> EXERCISE DESCRIPTION: Please print all of the records that follow with nothing altered.

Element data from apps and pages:
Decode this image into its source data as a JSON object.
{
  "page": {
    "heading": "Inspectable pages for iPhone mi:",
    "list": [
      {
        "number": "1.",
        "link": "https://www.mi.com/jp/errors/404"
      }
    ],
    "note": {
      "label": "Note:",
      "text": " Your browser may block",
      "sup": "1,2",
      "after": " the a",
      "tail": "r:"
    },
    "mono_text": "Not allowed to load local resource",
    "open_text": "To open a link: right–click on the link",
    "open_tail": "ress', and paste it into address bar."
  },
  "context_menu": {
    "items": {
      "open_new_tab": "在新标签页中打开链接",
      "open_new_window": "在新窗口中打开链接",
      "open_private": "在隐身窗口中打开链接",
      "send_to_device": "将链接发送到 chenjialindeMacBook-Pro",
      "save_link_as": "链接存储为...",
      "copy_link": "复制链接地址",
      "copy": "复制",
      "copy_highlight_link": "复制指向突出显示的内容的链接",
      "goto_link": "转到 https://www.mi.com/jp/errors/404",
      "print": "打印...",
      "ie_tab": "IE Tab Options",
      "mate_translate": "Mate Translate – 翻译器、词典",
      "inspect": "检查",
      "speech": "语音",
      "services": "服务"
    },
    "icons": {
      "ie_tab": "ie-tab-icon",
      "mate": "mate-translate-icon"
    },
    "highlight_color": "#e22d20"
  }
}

> RESULT BELOW:
Decode this image into its source data as a JSON object.
{
  "page": {
    "heading": "Inspectable pages for iPhone mi:",
    "list": [
      {
        "number": "1.",
        "link": "https://www.mi.com/jp/errors/404"
      }
    ],
    "note": {
      "label": "Note:",
      "text": " Your browser may block",
      "sup": "1,2",
      "after": " the a",
      "tail": "r:"
    },
    "mono_text": "Not allowed to load local resource",
    "open_text": "To open a link: right–click on the link",
    "open_tail": "ress', and paste it into address bar."
  },
  "context_menu": {
    "items": {
      "open_new_tab": "在新标签页中打开链接",
      "open_new_window": "在新窗口中打开链接",
      "open_private": "在隐身窗口中打开链接",
      "send_to_device": "将链接发送到 chenjialindeMacBook-Pro",
      "save_link_as": "链接存储为...",
      "copy_link": "复制链接地址",
      "copy": "复制",
      "copy_highlight_link": "复制指向突出显示的内容的链接",
      "goto_link": "转到 https://www.mi.com/jp/errors/404",
      "print": "打印...",
      "ie_tab": "IE Tab Options",
      "mate_translate": "Mate Translate – 翻译器、词典",
      "inspect": "检查",
      "speech": "语音",
      "services": "服务"
    },
    "icons": {
      "ie_tab": "ie-tab-icon",
      "mate": "mate-translate-icon"
    },
    "highlight_color": "#e22d20"
  }
}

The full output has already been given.